As you begin to expand your farm by fixing broken bridges, you’ll gain access to new buildings such as the silo and the stables. You’ll also gain access to silver and gold ore, as well as precious gems that can then be used to craft expensive jewellery. There is so much to do that, as corny as it sounds, makes everyday feels like an adventure. Your farm continues to spawn new trees or grass after they’ve been cut, and whilst this provides a constant source of materials, it does make everything look untidy. It’s impossible to keep on top of four different areas as you’re so busy elsewhere, so becoming resigned to the fact it’ll never look tidy is something you should do early on.
When you’ve got so much going on on your farm, the game does suffer with some framerate issues. Running through a large vegetable patch, past thirty makers, and countless trees does feel clunky at times, both in handheld and docked. It’s a bright and colourful game that suffers with the odd technical issue, but on the whole Story of Seasons: Pioneers of Olive Town is filled with beauty, and every new discovery comes with a buzz of excitement. After unlocking a new area, you might find a new type of flower, a new animal, or a better source of wood, and this expands the types of crafting you can do. You can even craft furniture for your home, make a variety of spices to create new food dishes, or fill your farm with stone paths that give it a fancy new look.
There’s also the magical mechanics that come with Story of Seasons: Pioneers of Olive Town in the form of Sprites. No matter what you do in the game, you’ll occasionally find a sprite hiding amongst the bushes or the rocks, and eventually you’ll unlock the ability to travel to their magical home.
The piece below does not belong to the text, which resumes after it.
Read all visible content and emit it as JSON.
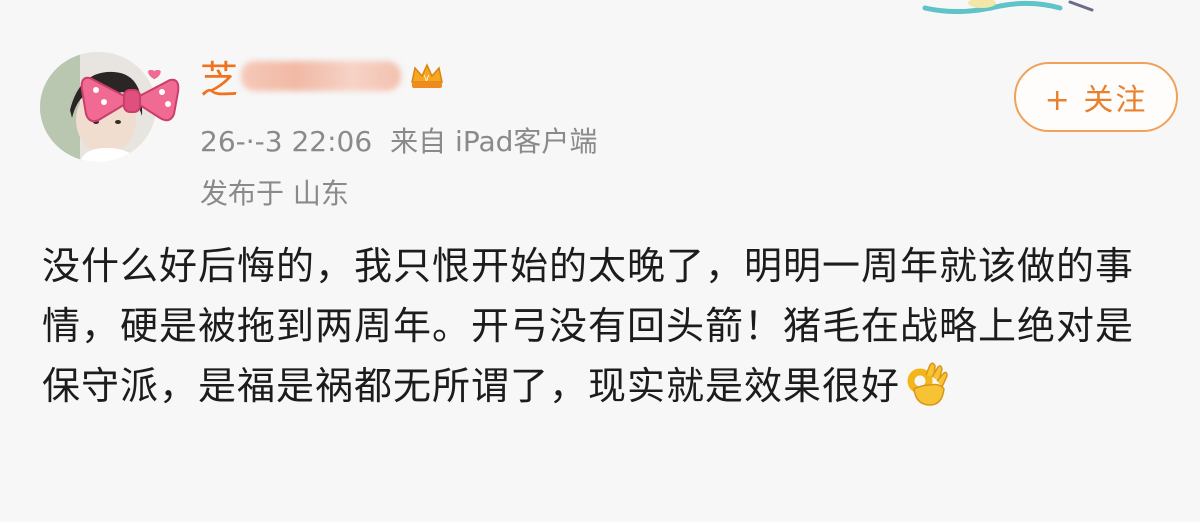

Upon doing so, you’ll be able to allocate an amount to harvest materials, and once done they’ll give you special tokens to spend. Whilst the items on offer might be a cherry or grape, these can be converted into seeds and rapidly increase your total gold.
There’s so much joy in Story of Seasons: Pioneers of Olive Town, with so many avenues to head down that it always feel like your story is unique. There might appear to be too much to do by yourself, however, as long as you find your own comfort zone, there’s no telling just how much fun you’ll have. I was quite late coming to Stardew Valley, but after giving it time I fell in love with the genre. Whilst this shares many similarities, I much prefer the cute characters, depth of opportunities, and freedom to do whatever you want whenever you want to.
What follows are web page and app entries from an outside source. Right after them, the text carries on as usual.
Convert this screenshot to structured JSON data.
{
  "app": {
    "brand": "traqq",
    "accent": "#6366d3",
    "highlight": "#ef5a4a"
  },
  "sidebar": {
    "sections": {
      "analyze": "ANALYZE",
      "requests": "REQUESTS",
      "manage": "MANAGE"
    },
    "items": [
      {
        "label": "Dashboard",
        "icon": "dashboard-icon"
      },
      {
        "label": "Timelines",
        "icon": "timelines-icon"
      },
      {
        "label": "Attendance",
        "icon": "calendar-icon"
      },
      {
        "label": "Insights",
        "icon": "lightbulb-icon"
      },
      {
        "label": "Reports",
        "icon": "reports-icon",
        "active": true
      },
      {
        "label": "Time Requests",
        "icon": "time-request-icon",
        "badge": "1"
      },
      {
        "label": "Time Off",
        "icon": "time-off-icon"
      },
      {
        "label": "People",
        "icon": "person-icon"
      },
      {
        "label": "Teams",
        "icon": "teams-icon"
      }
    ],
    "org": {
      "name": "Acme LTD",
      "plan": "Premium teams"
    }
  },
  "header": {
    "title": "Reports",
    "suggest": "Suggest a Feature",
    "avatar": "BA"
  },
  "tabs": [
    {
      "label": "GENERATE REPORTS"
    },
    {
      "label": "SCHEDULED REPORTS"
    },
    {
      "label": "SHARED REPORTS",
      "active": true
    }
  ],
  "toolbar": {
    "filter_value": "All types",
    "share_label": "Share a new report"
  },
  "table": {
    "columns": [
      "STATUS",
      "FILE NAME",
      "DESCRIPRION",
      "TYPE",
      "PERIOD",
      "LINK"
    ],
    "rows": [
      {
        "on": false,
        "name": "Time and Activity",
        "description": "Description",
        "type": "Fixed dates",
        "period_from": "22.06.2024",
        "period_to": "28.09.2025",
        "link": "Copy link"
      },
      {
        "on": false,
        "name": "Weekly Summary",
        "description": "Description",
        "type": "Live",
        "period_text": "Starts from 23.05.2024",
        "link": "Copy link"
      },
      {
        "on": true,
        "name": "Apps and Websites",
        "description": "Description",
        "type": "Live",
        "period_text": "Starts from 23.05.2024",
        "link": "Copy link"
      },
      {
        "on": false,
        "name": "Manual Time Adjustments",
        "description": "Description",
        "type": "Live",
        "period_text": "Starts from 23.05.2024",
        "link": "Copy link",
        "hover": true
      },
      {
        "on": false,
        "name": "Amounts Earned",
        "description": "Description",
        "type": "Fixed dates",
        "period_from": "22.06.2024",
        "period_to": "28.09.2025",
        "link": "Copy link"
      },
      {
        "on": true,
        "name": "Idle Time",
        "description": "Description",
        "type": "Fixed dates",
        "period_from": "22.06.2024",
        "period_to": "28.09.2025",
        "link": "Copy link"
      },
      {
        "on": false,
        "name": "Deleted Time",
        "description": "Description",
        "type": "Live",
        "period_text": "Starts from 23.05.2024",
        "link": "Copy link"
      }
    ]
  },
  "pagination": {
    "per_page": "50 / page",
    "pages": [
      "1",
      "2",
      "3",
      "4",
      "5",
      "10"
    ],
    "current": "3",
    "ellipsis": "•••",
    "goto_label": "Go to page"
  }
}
So much to do
Progression is balanced perfectly
Every day offers something new
Cute characters and colourful environments
Does suffer from framerate issues
Farm can become quite messy
Overwhelming at times